* **YOUR TASK**
For the records below, tally the lines that contain "injection" and give only that number.

* **STUDY MATERIAL**
====

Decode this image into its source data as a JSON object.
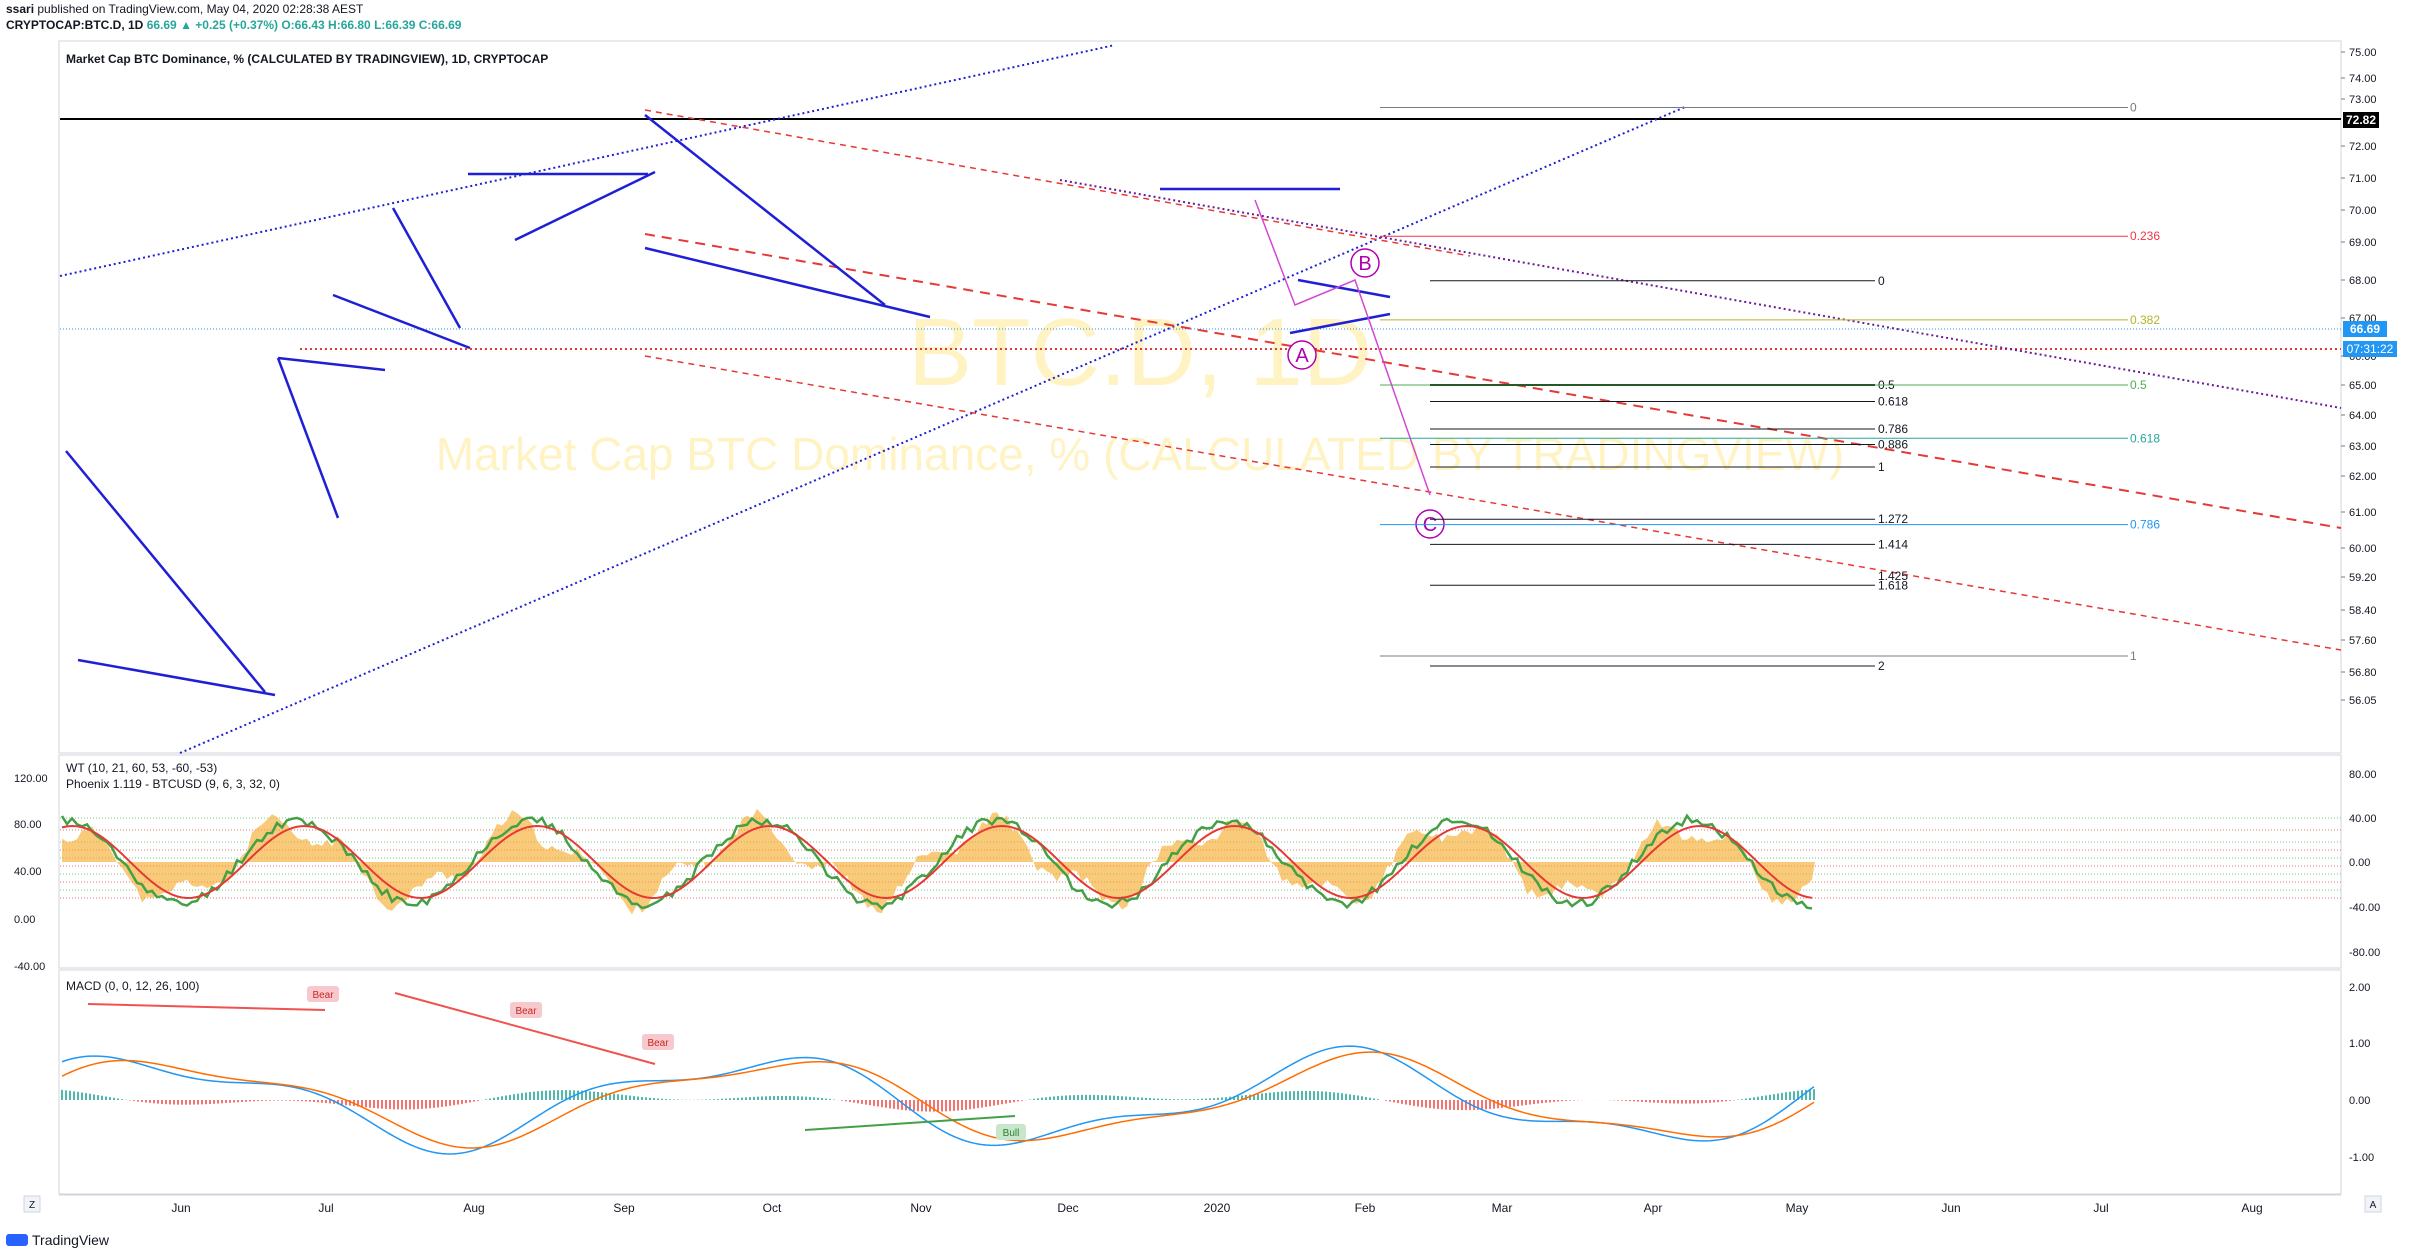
{
  "header": {
    "author": "ssari",
    "published_line": "published on TradingView.com, May 04, 2020 02:28:38 AEST",
    "symbol": "CRYPTOCAP:BTC.D, 1D",
    "last": "66.69",
    "change": "▲ +0.25 (+0.37%)",
    "ohlc": "O:66.43 H:66.80 L:66.39 C:66.69"
  },
  "main_pane": {
    "title": "Market Cap BTC Dominance, % (CALCULATED BY TRADINGVIEW), 1D, CRYPTOCAP",
    "watermark_big": "BTC.D, 1D",
    "watermark_small": "Market Cap BTC Dominance, % (CALCULATED BY TRADINGVIEW)",
    "y_ticks": [
      "75.00",
      "74.00",
      "73.00",
      "72.00",
      "71.00",
      "70.00",
      "69.00",
      "68.00",
      "67.00",
      "66.00",
      "65.00",
      "64.00",
      "63.00",
      "62.00",
      "61.00",
      "60.00",
      "59.20",
      "58.40",
      "57.60",
      "56.80",
      "56.05"
    ],
    "last_price_label": "66.69",
    "countdown_label": "07:31:22",
    "level_label": "72.82",
    "wave_labels": [
      "A",
      "B",
      "C"
    ]
  },
  "fib_left": {
    "levels": [
      {
        "label": "0",
        "value": 67.98
      },
      {
        "label": "0.5",
        "value": 65.0
      },
      {
        "label": "0.618",
        "value": 64.45
      },
      {
        "label": "0.786",
        "value": 63.55
      },
      {
        "label": "0.886",
        "value": 63.05
      },
      {
        "label": "1",
        "value": 62.3
      },
      {
        "label": "1.272",
        "value": 60.8
      },
      {
        "label": "1.414",
        "value": 60.1
      },
      {
        "label": "1.618",
        "value": 59.0
      },
      {
        "label": "2",
        "value": 56.95
      }
    ],
    "overlap_label": "1.425",
    "colors": {
      "default": "#131722",
      "0.5": "#000000"
    }
  },
  "fib_right": {
    "levels": [
      {
        "label": "0",
        "value": 72.82,
        "color": "#787b86"
      },
      {
        "label": "0.236",
        "value": 69.18,
        "color": "#f23645"
      },
      {
        "label": "0.382",
        "value": 66.95,
        "color": "#b2b52a"
      },
      {
        "label": "0.5",
        "value": 65.0,
        "color": "#4caf50"
      },
      {
        "label": "0.618",
        "value": 63.25,
        "color": "#26a69a"
      },
      {
        "label": "0.786",
        "value": 60.65,
        "color": "#2196f3"
      },
      {
        "label": "1",
        "value": 57.2,
        "color": "#787b86"
      }
    ]
  },
  "wt_pane": {
    "title": "WT (10, 21, 60, 53, -60, -53)",
    "subtitle": "Phoenix 1.119 - BTCUSD (9, 6, 3, 32, 0)",
    "left_ticks": [
      "120.00",
      "80.00",
      "40.00",
      "0.00",
      "-40.00"
    ],
    "right_ticks": [
      "80.00",
      "40.00",
      "0.00",
      "-40.00",
      "-80.00"
    ]
  },
  "macd_pane": {
    "title": "MACD (0, 0, 12, 26, 100)",
    "right_ticks": [
      "2.00",
      "1.00",
      "0.00",
      "-1.00"
    ],
    "divergence_labels": [
      "Bear",
      "Bear",
      "Bear",
      "Bull"
    ]
  },
  "time_axis": {
    "labels": [
      "Jun",
      "Jul",
      "Aug",
      "Sep",
      "Oct",
      "Nov",
      "Dec",
      "2020",
      "Feb",
      "Mar",
      "Apr",
      "May",
      "Jun",
      "Jul",
      "Aug"
    ],
    "left_button": "Z",
    "right_button": "A"
  },
  "footer": {
    "logo_text": "TradingView"
  },
  "colors": {
    "up": "#26a69a",
    "down": "#ef5350",
    "trend_blue": "#1f1fd6",
    "channel_red": "#e53935",
    "watermark": "#fff3c4",
    "wt_fill": "#f7a623",
    "wt_green": "#43a047",
    "wt_red": "#e53935",
    "macd_blue": "#2196f3",
    "macd_orange": "#ff6d00",
    "magenta": "#b000b0"
  },
  "chart_data": {
    "type": "candlestick",
    "title": "Market Cap BTC Dominance, % (CALCULATED BY TRADINGVIEW), 1D, CRYPTOCAP",
    "ylim": [
      55.8,
      75.4
    ],
    "x": [
      "Jun",
      "Jul",
      "Aug",
      "Sep",
      "Oct",
      "Nov",
      "Dec",
      "2020",
      "Feb",
      "Mar",
      "Apr",
      "May"
    ],
    "approx_close_path": [
      {
        "x": "May 15",
        "y": 62.0
      },
      {
        "x": "May 20",
        "y": 63.1
      },
      {
        "x": "May 25",
        "y": 60.3
      },
      {
        "x": "Jun 1",
        "y": 60.6
      },
      {
        "x": "Jun 10",
        "y": 59.8
      },
      {
        "x": "Jun 20",
        "y": 58.8
      },
      {
        "x": "Jun 26",
        "y": 62.4
      },
      {
        "x": "Jul 1",
        "y": 63.2
      },
      {
        "x": "Jul 5",
        "y": 65.7
      },
      {
        "x": "Jul 10",
        "y": 68.2
      },
      {
        "x": "Jul 14",
        "y": 69.5
      },
      {
        "x": "Jul 20",
        "y": 68.6
      },
      {
        "x": "Jul 28",
        "y": 67.2
      },
      {
        "x": "Aug 5",
        "y": 70.0
      },
      {
        "x": "Aug 10",
        "y": 71.3
      },
      {
        "x": "Aug 20",
        "y": 71.0
      },
      {
        "x": "Aug 31",
        "y": 71.6
      },
      {
        "x": "Sep 6",
        "y": 72.7
      },
      {
        "x": "Sep 12",
        "y": 71.6
      },
      {
        "x": "Sep 20",
        "y": 69.3
      },
      {
        "x": "Oct 1",
        "y": 68.8
      },
      {
        "x": "Oct 10",
        "y": 68.2
      },
      {
        "x": "Oct 20",
        "y": 68.0
      },
      {
        "x": "Oct 25",
        "y": 69.8
      },
      {
        "x": "Nov 5",
        "y": 68.5
      },
      {
        "x": "Nov 15",
        "y": 67.7
      },
      {
        "x": "Nov 30",
        "y": 68.4
      },
      {
        "x": "Dec 10",
        "y": 68.8
      },
      {
        "x": "Dec 20",
        "y": 70.3
      },
      {
        "x": "Jan 1",
        "y": 70.3
      },
      {
        "x": "Jan 10",
        "y": 69.5
      },
      {
        "x": "Jan 15",
        "y": 67.0
      },
      {
        "x": "Jan 25",
        "y": 67.2
      },
      {
        "x": "Feb 1",
        "y": 66.6
      },
      {
        "x": "Feb 8",
        "y": 64.3
      },
      {
        "x": "Feb 14",
        "y": 62.3
      },
      {
        "x": "Feb 20",
        "y": 63.6
      },
      {
        "x": "Mar 1",
        "y": 65.3
      },
      {
        "x": "Mar 10",
        "y": 64.9
      },
      {
        "x": "Mar 20",
        "y": 66.3
      },
      {
        "x": "Mar 25",
        "y": 67.9
      },
      {
        "x": "Apr 1",
        "y": 66.3
      },
      {
        "x": "Apr 10",
        "y": 65.0
      },
      {
        "x": "Apr 18",
        "y": 64.3
      },
      {
        "x": "Apr 25",
        "y": 64.7
      },
      {
        "x": "May 3",
        "y": 66.69
      }
    ]
  }
}
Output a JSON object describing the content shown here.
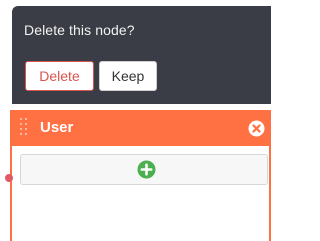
{
  "confirm": {
    "message": "Delete this node?",
    "delete_label": "Delete",
    "keep_label": "Keep"
  },
  "node": {
    "title": "User"
  },
  "icons": {
    "header_close": "close-circle-icon",
    "add_item": "plus-circle-icon",
    "drag": "drag-handle-icon"
  },
  "colors": {
    "popover_bg": "#3a3d45",
    "node_accent": "#ff7043",
    "delete_red": "#d9534f",
    "add_green": "#4caf50",
    "port_pink": "#e05a66"
  }
}
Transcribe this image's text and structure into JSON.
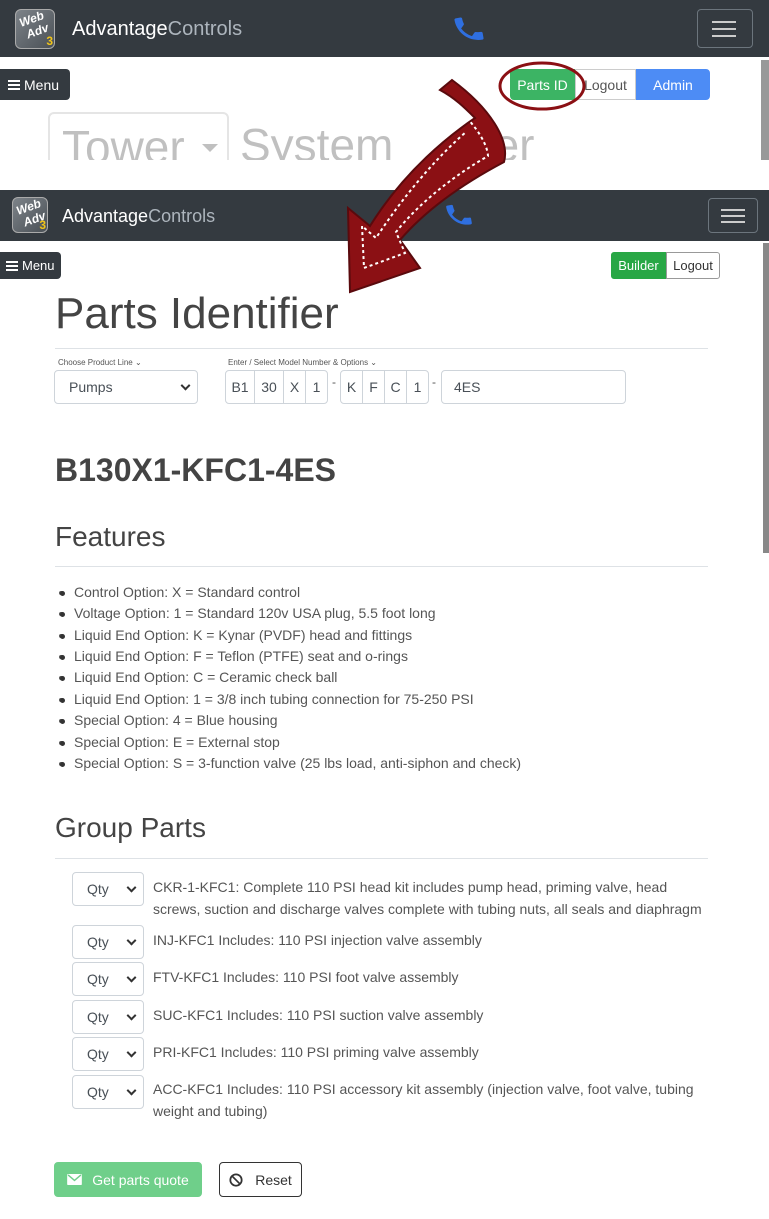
{
  "brand": {
    "name_bold": "Advantage",
    "name_light": "Controls",
    "logo_line1": "Web",
    "logo_line2": "Adv",
    "logo_badge": "3"
  },
  "menu_label": "Menu",
  "top_screenshot": {
    "parts_id_label": "Parts ID",
    "logout_label": "Logout",
    "admin_label": "Admin",
    "title_dropdown": "Tower",
    "title_word1": "System",
    "title_word2": "der"
  },
  "header": {
    "builder_label": "Builder",
    "logout_label": "Logout"
  },
  "page_title": "Parts Identifier",
  "form": {
    "product_line_label": "Choose Product Line",
    "product_line_value": "Pumps",
    "model_label": "Enter / Select Model Number & Options",
    "segments1": [
      "B1",
      "30",
      "X",
      "1"
    ],
    "segments2": [
      "K",
      "F",
      "C",
      "1"
    ],
    "separator": "-",
    "suffix": "4ES"
  },
  "model_number": "B130X1-KFC1-4ES",
  "features_heading": "Features",
  "features": [
    "Control Option: X = Standard control",
    "Voltage Option: 1 = Standard 120v USA plug, 5.5 foot long",
    "Liquid End Option: K = Kynar (PVDF) head and fittings",
    "Liquid End Option: F = Teflon (PTFE) seat and o-rings",
    "Liquid End Option: C = Ceramic check ball",
    "Liquid End Option: 1 = 3/8 inch tubing connection for 75-250 PSI",
    "Special Option: 4 = Blue housing",
    "Special Option: E = External stop",
    "Special Option: S = 3-function valve (25 lbs load, anti-siphon and check)"
  ],
  "group_parts_heading": "Group Parts",
  "qty_label": "Qty",
  "parts": [
    "CKR-1-KFC1: Complete 110 PSI head kit includes pump head, priming valve, head screws, suction and discharge valves complete with tubing nuts, all seals and diaphragm",
    "INJ-KFC1 Includes: 110 PSI injection valve assembly",
    "FTV-KFC1 Includes: 110 PSI foot valve assembly",
    "SUC-KFC1 Includes: 110 PSI suction valve assembly",
    "PRI-KFC1 Includes: 110 PSI priming valve assembly",
    "ACC-KFC1 Includes: 110 PSI accessory kit assembly (injection valve, foot valve, tubing weight and tubing)"
  ],
  "buttons": {
    "quote_label": "Get parts quote",
    "reset_label": "Reset"
  },
  "colors": {
    "navbar": "#343a40",
    "success": "#28a745",
    "primary": "#4d8cf5",
    "annotation": "#8b1014",
    "phone": "#2f6fe0"
  },
  "icons": [
    "hamburger-icon",
    "phone-icon",
    "envelope-icon",
    "ban-icon",
    "curved-arrow-annotation"
  ]
}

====

* **EXERCISE RESPONSE**
2